Mormon church excommunicates top leader; first such ouster in nearly 3 decades...
For the first time in nearly 30 years, the Mormon church has excommunicated one of its top leaders.
On Tuesday morning, James J. Hamula was released from his position in the First Quorum of the Seventy of The Church of Jesus Christ of Latter-day Saints after disciplinary action.
LDS Church spokesman Eric Hawkins provided no details about the removal. But the church did confirm Hamula was no longer a member of the church and that his ouster was not for apostasy or disillusionment.
In cases involving members of Mormonism’s presiding quorums — rare as they are — the faith’s governing First Presidency and Quorum of the Twelve Apostles form a disciplinary council to consider such actions.
Hamula, 59, who could not be reached Tuesday for comment, was born in Long Beach, Calif., and served in many positions with the Utah-based church — including as a full-time missionary in the Germany Munich Mission, bishop, stake president (overseeing a number of LDS congregations), mission president and Area Seventy.
He became one of the church’s general authorities in April 2008. These full-time leaders — from the faith’s prophet at the top to its apostles and dozen of members of the First and Second Quorums of the Seventy and Presiding Bishopric — leave behind their careers and work only for the church. They receive a living allowance that the church says is the same across the board.

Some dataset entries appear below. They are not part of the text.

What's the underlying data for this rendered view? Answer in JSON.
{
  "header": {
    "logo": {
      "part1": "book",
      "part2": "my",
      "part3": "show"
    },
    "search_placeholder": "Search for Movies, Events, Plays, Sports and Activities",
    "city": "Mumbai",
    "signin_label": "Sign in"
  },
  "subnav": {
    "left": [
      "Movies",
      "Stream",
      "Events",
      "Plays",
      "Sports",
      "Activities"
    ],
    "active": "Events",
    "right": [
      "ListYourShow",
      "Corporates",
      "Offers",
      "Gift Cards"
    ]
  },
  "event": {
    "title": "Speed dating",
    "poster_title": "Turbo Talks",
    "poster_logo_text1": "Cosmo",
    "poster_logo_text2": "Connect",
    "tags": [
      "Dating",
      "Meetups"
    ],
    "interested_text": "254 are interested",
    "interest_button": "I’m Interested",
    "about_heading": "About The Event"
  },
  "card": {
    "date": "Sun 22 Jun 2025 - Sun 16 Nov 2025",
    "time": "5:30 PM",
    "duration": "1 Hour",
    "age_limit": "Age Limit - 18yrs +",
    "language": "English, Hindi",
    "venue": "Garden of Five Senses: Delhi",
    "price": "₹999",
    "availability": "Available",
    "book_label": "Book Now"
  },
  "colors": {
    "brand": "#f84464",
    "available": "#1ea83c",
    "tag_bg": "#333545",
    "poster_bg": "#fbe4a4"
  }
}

From 2009 to 2014, Hamula was a member of the Pacific Area Presidency, headquartered in Auckland, New Zealand, according to his LDS biography. Upon his return to church headquarters in Salt Lake City, Hamula served as assistant executive director of the Church History Department from 2014 to 2016. Before his removal, he was serving as executive director of the Correlation Department.
According to a biography on the LDS Church’s website, Hamula earned a bachelor’s degree in 1981 in political science and philosophy from church-owned Brigham Young University in Provo, where he graduated magna cum laude. Four years later, he received a master’s in political philosophy and a law degree from BYU.
He worked as an attorney until his assignment to full-time church service, the bio states.